    The next day, the First Presidency asked three talented writers—secretary George Reynolds, newspaper editor Charles Penrose, and Presiding Bishopric counselor John Winder—to refine the language of the statement and prepare it for publication. Wilford then presented the revised document to apostles Franklin Richards, Moses Thatcher, and Marriner Merrill, and they recommended additional refinements.

    Once revised, the Manifesto, as it came to be called, declared an end to future plural marriages and emphasized Wilford’s resolve to obey the laws of the land and persuade the Saints to do the same.

    “We are not teaching polygamy, or plural marriage, nor permitting any person to enter into its practice,” it read in part. “I hereby declare my intention to submit to those laws, and to use my influence with the members of the Church over which I preside to have them do likewise.”33

    The apostles present approved the document and sent it by telegram to the press.34

    “This whole matter has been at President Woodruff’s own instance,” George Q. Cannon noted that day in his journal. “He has stated that the Lord had made it plain to him that this was his duty, and he felt perfectly clear in his mind that it was the right thing.”35

    Wilford also reflected on the Manifesto in his journal. “I have arrived at a point in the history of my life as the president of The Church of Jesus Christ of Latter-day Saints,” he wrote, “where I am under the necessity of acting for the temporal salvation of the Church.”36
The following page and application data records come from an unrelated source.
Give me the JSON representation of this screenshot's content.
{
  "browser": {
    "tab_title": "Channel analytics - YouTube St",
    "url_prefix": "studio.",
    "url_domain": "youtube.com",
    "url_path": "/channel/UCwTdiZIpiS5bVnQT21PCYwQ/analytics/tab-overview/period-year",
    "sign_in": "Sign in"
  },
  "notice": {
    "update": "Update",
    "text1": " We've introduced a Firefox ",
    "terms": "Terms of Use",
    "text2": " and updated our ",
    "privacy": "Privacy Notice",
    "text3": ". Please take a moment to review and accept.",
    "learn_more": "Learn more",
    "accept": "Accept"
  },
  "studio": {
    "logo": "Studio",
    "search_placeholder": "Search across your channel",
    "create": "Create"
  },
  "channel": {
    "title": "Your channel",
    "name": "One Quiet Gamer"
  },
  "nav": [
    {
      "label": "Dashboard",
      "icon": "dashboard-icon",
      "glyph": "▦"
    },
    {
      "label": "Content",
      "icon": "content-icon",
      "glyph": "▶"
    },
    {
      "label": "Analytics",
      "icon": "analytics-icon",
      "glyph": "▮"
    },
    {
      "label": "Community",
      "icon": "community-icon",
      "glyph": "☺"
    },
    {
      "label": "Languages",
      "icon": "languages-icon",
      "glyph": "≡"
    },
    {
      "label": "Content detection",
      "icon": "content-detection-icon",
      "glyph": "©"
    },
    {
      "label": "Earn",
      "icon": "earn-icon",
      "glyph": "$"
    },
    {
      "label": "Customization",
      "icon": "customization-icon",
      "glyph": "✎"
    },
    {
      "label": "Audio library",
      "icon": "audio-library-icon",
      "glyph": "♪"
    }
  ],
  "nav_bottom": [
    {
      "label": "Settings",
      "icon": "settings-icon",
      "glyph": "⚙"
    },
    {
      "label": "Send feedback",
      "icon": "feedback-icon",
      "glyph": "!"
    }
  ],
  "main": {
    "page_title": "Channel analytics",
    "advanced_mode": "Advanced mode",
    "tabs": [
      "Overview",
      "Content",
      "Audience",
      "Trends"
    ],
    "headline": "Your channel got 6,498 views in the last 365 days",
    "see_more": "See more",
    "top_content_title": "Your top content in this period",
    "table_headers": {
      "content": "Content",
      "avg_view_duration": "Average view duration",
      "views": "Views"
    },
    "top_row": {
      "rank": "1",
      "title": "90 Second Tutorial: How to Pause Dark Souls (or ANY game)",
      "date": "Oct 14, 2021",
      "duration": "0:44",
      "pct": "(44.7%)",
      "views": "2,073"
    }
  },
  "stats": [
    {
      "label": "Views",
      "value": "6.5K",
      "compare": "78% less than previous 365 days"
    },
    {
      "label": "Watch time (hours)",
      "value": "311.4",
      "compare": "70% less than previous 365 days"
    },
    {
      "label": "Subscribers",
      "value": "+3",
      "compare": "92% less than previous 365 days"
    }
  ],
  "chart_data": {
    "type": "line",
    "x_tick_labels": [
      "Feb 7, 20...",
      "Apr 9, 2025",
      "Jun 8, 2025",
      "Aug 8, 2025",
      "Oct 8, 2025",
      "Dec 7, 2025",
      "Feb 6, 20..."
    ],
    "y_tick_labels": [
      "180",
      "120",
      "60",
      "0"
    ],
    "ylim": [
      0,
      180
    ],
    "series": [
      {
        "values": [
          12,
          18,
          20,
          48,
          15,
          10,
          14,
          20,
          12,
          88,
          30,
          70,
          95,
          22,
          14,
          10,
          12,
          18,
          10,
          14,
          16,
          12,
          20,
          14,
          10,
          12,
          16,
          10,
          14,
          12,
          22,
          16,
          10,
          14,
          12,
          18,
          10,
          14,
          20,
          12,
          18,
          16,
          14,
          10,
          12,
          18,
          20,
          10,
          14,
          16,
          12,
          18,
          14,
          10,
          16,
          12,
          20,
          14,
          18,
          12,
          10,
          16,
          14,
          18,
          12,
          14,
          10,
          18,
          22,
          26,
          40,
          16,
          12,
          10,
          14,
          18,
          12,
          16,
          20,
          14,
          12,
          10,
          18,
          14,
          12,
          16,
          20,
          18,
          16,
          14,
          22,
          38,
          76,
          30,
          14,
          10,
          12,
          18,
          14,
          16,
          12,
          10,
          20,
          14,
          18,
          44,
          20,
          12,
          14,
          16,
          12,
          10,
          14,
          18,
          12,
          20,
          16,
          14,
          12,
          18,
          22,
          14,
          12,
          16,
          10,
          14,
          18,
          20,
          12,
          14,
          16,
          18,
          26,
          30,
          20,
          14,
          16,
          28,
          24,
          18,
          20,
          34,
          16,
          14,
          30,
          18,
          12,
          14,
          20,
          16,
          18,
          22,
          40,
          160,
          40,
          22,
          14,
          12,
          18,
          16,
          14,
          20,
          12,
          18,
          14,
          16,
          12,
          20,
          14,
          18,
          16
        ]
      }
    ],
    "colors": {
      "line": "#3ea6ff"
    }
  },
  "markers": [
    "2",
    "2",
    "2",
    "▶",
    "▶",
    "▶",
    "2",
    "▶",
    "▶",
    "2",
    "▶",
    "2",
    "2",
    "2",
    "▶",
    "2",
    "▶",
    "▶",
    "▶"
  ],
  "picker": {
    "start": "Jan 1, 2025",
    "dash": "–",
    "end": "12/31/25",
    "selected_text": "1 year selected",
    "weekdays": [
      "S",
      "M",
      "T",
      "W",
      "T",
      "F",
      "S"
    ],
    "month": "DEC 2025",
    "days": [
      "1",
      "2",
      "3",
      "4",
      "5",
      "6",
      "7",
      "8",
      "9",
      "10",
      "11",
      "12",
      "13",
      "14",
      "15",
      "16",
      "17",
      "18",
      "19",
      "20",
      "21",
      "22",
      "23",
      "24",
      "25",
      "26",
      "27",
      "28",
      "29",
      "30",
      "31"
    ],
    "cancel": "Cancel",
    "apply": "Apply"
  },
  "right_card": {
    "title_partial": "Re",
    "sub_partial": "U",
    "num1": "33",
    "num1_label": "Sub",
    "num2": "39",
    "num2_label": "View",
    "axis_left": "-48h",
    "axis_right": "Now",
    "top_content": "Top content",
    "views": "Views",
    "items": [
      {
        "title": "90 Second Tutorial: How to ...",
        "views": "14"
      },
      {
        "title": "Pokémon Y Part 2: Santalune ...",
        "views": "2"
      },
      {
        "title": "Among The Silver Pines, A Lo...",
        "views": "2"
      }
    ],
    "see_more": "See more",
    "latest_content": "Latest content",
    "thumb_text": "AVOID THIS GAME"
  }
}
    The government had taken a determined stand against plural marriage, he knew. So Wilford had prayed and received inspiration from the Spirit, and the Lord had revealed His will for the Saints.